Work item: Scan the listing below for "data", then report every line that has it.

Records shown:
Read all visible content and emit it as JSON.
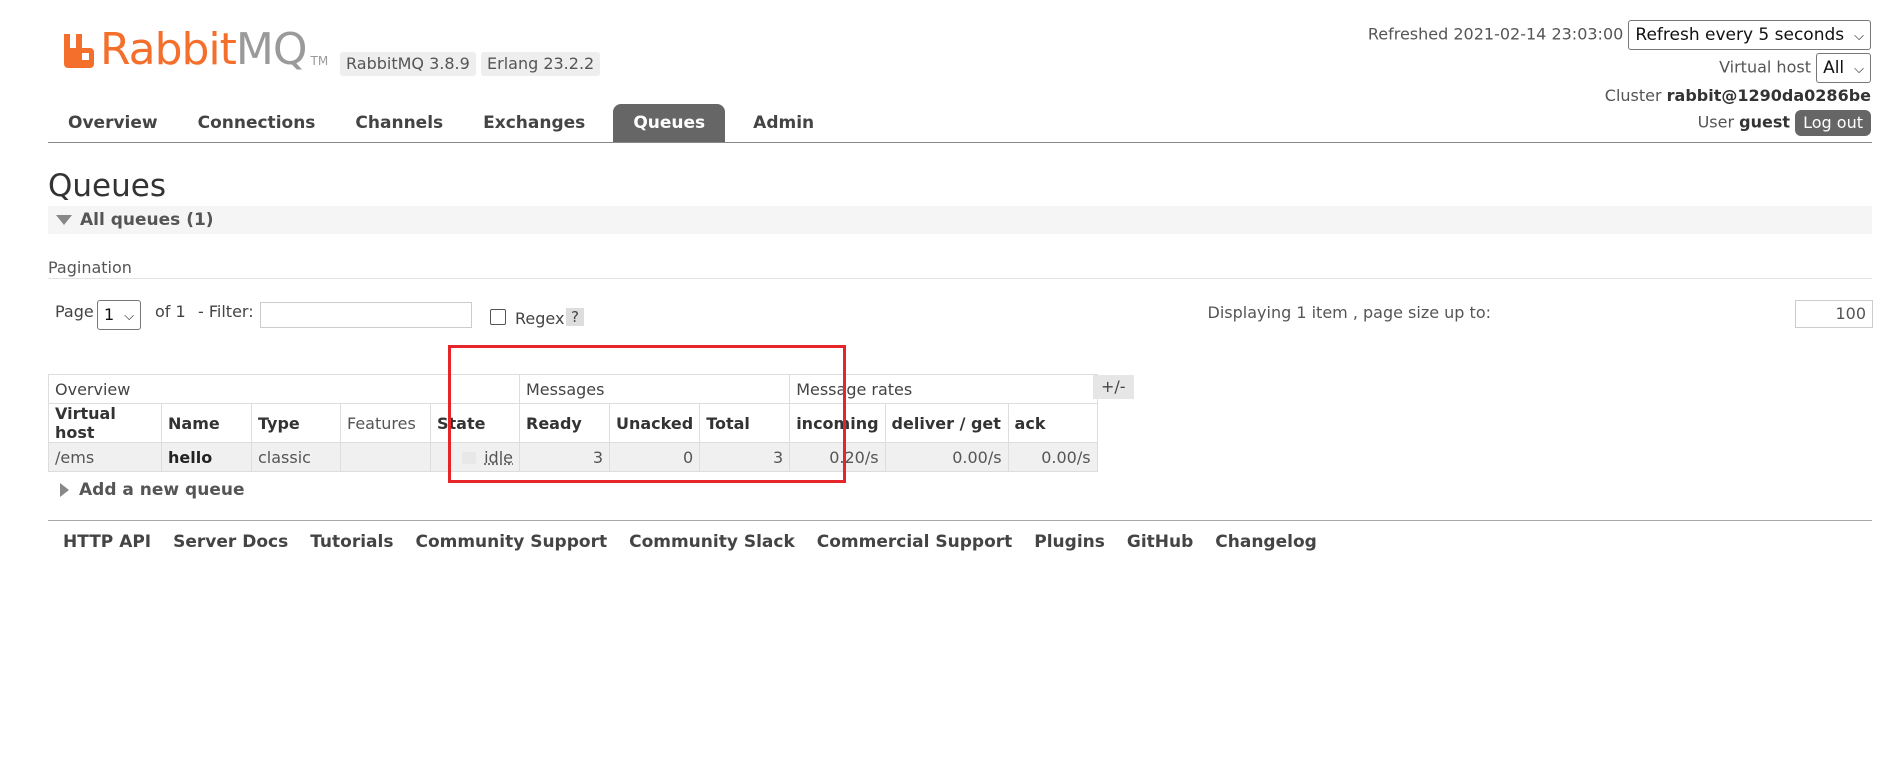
{
  "brand": {
    "rabbit": "Rabbit",
    "mq": "MQ",
    "tm": "TM",
    "version": "RabbitMQ 3.8.9",
    "erlang": "Erlang 23.2.2",
    "accent": "#f56f2c"
  },
  "nav": {
    "tabs": [
      "Overview",
      "Connections",
      "Channels",
      "Exchanges",
      "Queues",
      "Admin"
    ],
    "active": "Queues"
  },
  "topbar": {
    "refreshed": "Refreshed 2021-02-14 23:03:00",
    "refresh_select": "Refresh every 5 seconds",
    "vhost_label": "Virtual host",
    "vhost_value": "All",
    "cluster_label": "Cluster",
    "cluster_value": "rabbit@1290da0286be",
    "user_label": "User",
    "user_value": "guest",
    "logout": "Log out"
  },
  "page": {
    "title": "Queues",
    "section": "All queues (1)",
    "pagination_label": "Pagination",
    "page_label": "Page",
    "page_value": "1",
    "of_label": "of 1",
    "filter_label": "- Filter:",
    "filter_value": "",
    "regex_label": "Regex",
    "help": "?",
    "displaying": "Displaying 1 item , page size up to:",
    "page_size": "100"
  },
  "table": {
    "groups": {
      "overview": "Overview",
      "messages": "Messages",
      "rates": "Message rates"
    },
    "headers": [
      "Virtual host",
      "Name",
      "Type",
      "Features",
      "State",
      "Ready",
      "Unacked",
      "Total",
      "incoming",
      "deliver / get",
      "ack"
    ],
    "plusminus": "+/-",
    "rows": [
      {
        "vhost": "/ems",
        "name": "hello",
        "type": "classic",
        "features": "",
        "state": "idle",
        "ready": "3",
        "unacked": "0",
        "total": "3",
        "incoming": "0.20/s",
        "deliver": "0.00/s",
        "ack": "0.00/s"
      }
    ]
  },
  "add_queue": "Add a new queue",
  "footer": [
    "HTTP API",
    "Server Docs",
    "Tutorials",
    "Community Support",
    "Community Slack",
    "Commercial Support",
    "Plugins",
    "GitHub",
    "Changelog"
  ],
  "highlight_color": "#e5252a"
}
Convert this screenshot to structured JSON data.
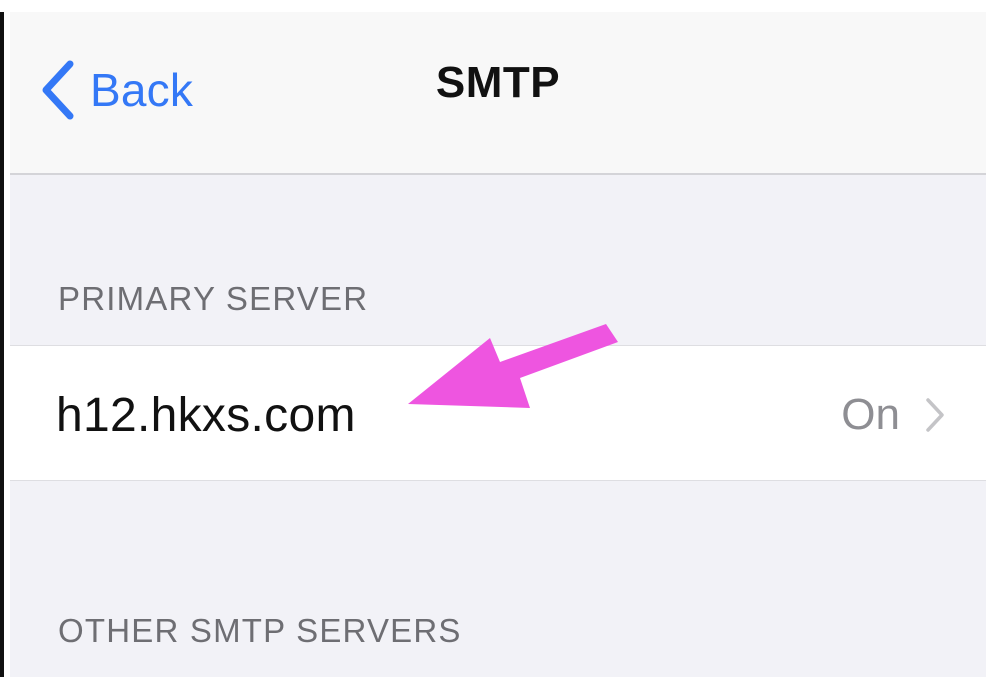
{
  "nav": {
    "back_label": "Back",
    "title": "SMTP"
  },
  "sections": {
    "primary_header": "PRIMARY SERVER",
    "other_header": "OTHER SMTP SERVERS"
  },
  "primary_server": {
    "host": "h12.hkxs.com",
    "status": "On"
  },
  "colors": {
    "accent": "#3478f6",
    "annotation_arrow": "#ee55e0",
    "secondary_text": "#8e8e93",
    "background": "#f2f2f7"
  },
  "icons": {
    "back": "chevron-left-icon",
    "disclosure": "chevron-right-icon",
    "annotation": "arrow-annotation-icon"
  }
}
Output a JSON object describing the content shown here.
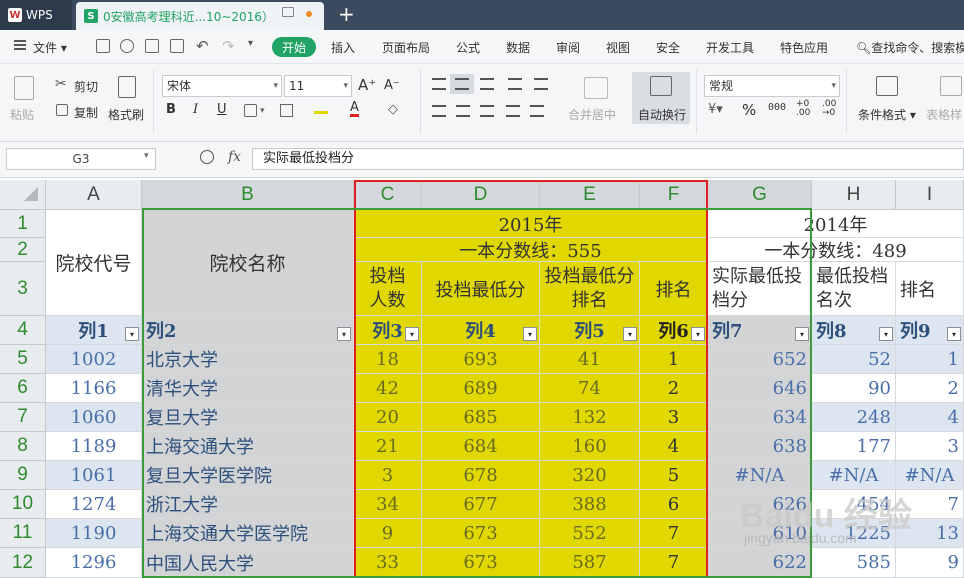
{
  "app": {
    "name": "WPS",
    "doc_tab_title": "0安徽高考理科近...10~2016）"
  },
  "menu": {
    "file": "文件",
    "items": [
      "开始",
      "插入",
      "页面布局",
      "公式",
      "数据",
      "审阅",
      "视图",
      "安全",
      "开发工具",
      "特色应用"
    ],
    "search": "查找命令、搜索模"
  },
  "ribbon": {
    "paste": "粘贴",
    "cut": "剪切",
    "copy": "复制",
    "format_painter": "格式刷",
    "font_name": "宋体",
    "font_size": "11",
    "merge_center": "合并居中",
    "wrap_text": "自动换行",
    "number_format": "常规",
    "conditional_format": "条件格式",
    "table_style": "表格样",
    "percent_symbol": "%",
    "thousands_symbol": "000"
  },
  "formula_bar": {
    "name_box": "G3",
    "fx": "fx",
    "content": "实际最低投档分"
  },
  "sheet": {
    "columns": [
      "A",
      "B",
      "C",
      "D",
      "E",
      "F",
      "G",
      "H",
      "I"
    ],
    "rows": [
      "1",
      "2",
      "3",
      "4",
      "5",
      "6",
      "7",
      "8",
      "9",
      "10",
      "11",
      "12"
    ],
    "header": {
      "a13": "院校代号",
      "b13": "院校名称",
      "year_2015": "2015年",
      "line_2015": "一本分数线：555",
      "year_2014": "2014年",
      "line_2014": "一本分数线：489",
      "c3": "投档人数",
      "d3": "投档最低分",
      "e3": "投档最低分排名",
      "f3": "排名",
      "g3": "实际最低投档分",
      "h3": "最低投档名次",
      "i3": "排名"
    },
    "filter_row": [
      "列1",
      "列2",
      "列3",
      "列4",
      "列5",
      "列6",
      "列7",
      "列8",
      "列9"
    ],
    "data": [
      [
        "1002",
        "北京大学",
        "18",
        "693",
        "41",
        "1",
        "652",
        "52",
        "1"
      ],
      [
        "1166",
        "清华大学",
        "42",
        "689",
        "74",
        "2",
        "646",
        "90",
        "2"
      ],
      [
        "1060",
        "复旦大学",
        "20",
        "685",
        "132",
        "3",
        "634",
        "248",
        "4"
      ],
      [
        "1189",
        "上海交通大学",
        "21",
        "684",
        "160",
        "4",
        "638",
        "177",
        "3"
      ],
      [
        "1061",
        "复旦大学医学院",
        "3",
        "678",
        "320",
        "5",
        "#N/A",
        "#N/A",
        "#N/A"
      ],
      [
        "1274",
        "浙江大学",
        "34",
        "677",
        "388",
        "6",
        "626",
        "454",
        "7"
      ],
      [
        "1190",
        "上海交通大学医学院",
        "9",
        "673",
        "552",
        "7",
        "610",
        "1225",
        "13"
      ],
      [
        "1296",
        "中国人民大学",
        "33",
        "673",
        "587",
        "7",
        "622",
        "585",
        "9"
      ]
    ]
  },
  "watermark": {
    "main": "Baidu 经验",
    "sub": "jingyan.baidu.com"
  },
  "colors": {
    "accent_green": "#21a366",
    "highlight_yellow": "#e0d800",
    "selection_red": "#e02020",
    "table_green_border": "#3c9c3c"
  }
}
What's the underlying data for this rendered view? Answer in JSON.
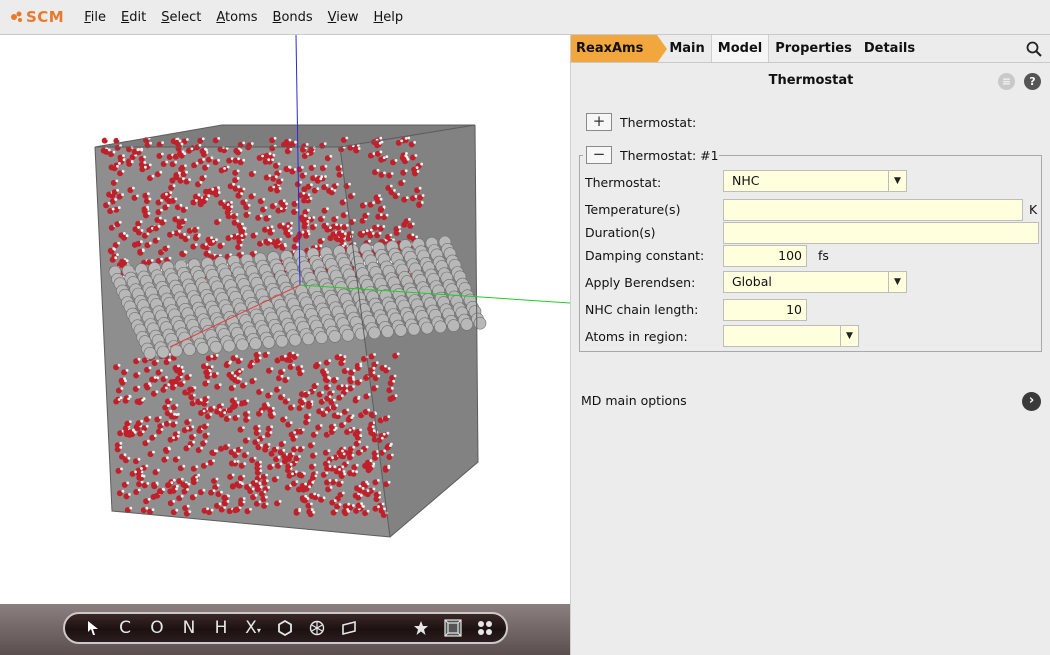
{
  "app": {
    "logo_text": "SCM",
    "accent": "#e9792b"
  },
  "menu": [
    {
      "id": "file",
      "label": "File"
    },
    {
      "id": "edit",
      "label": "Edit"
    },
    {
      "id": "select",
      "label": "Select"
    },
    {
      "id": "atoms",
      "label": "Atoms"
    },
    {
      "id": "bonds",
      "label": "Bonds"
    },
    {
      "id": "view",
      "label": "View"
    },
    {
      "id": "help",
      "label": "Help"
    }
  ],
  "tabs": {
    "breadcrumb": "ReaxAms",
    "main": "Main",
    "model": "Model",
    "properties": "Properties",
    "details": "Details",
    "active": "Model"
  },
  "panel": {
    "title": "Thermostat",
    "add_label": "Thermostat:",
    "group_label": "Thermostat: #1",
    "fields": {
      "thermostat": {
        "label": "Thermostat:",
        "value": "NHC"
      },
      "temperature": {
        "label": "Temperature(s)",
        "value": "",
        "unit": "K"
      },
      "duration": {
        "label": "Duration(s)",
        "value": ""
      },
      "damping": {
        "label": "Damping constant:",
        "value": "100",
        "unit": "fs"
      },
      "berendsen": {
        "label": "Apply Berendsen:",
        "value": "Global"
      },
      "nhc_chain": {
        "label": "NHC chain length:",
        "value": "10"
      },
      "region": {
        "label": "Atoms in region:",
        "value": ""
      }
    },
    "md_main_options": "MD main options"
  },
  "toolbar": {
    "tools": [
      "C",
      "O",
      "N",
      "H",
      "X"
    ]
  },
  "colors": {
    "field_bg": "#ffffdd",
    "crumb": "#f1a73e",
    "oxygen": "#c0202a",
    "slab": "#a9a9a9"
  }
}
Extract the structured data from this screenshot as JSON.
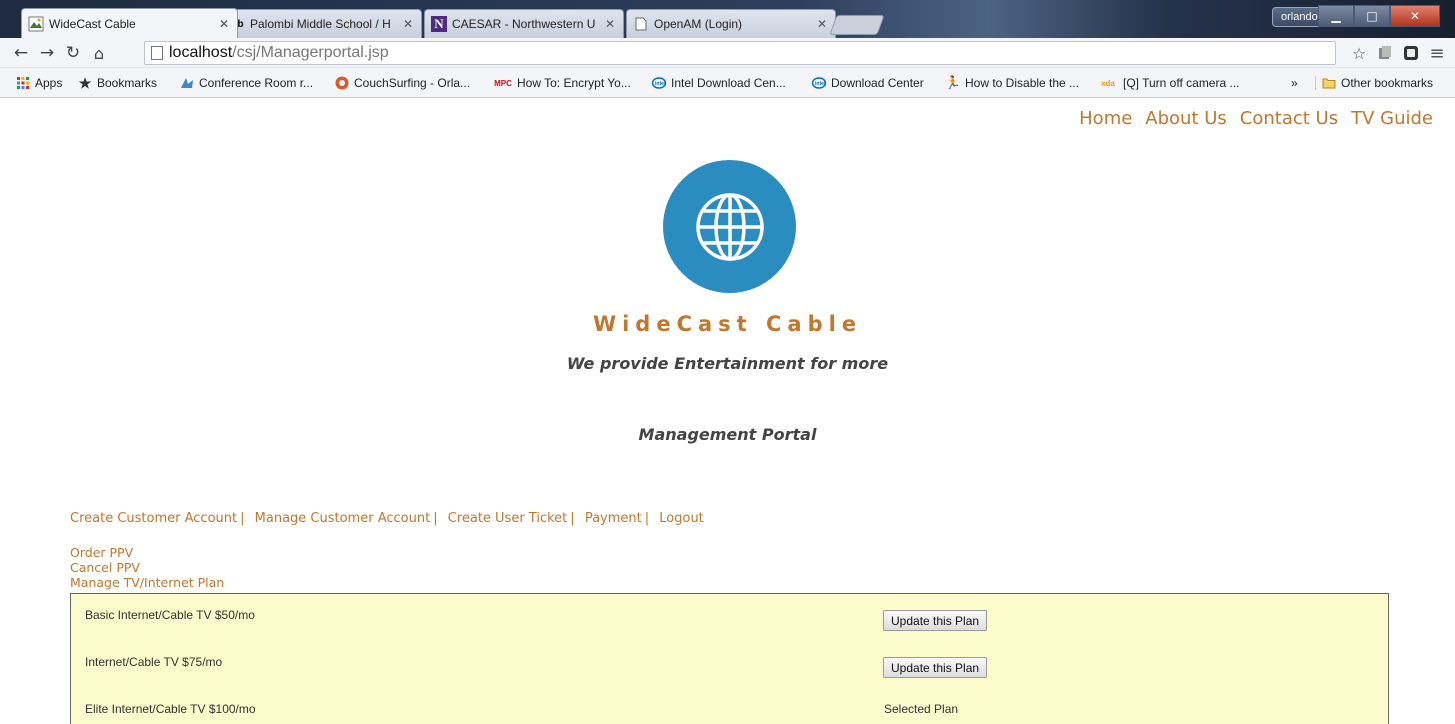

Task result:
Convert this screenshot to structured JSON data.
    "data": [
What's the underlying data for this rendered view? Answer in JSON.
Extract the structured data from this screenshot as JSON.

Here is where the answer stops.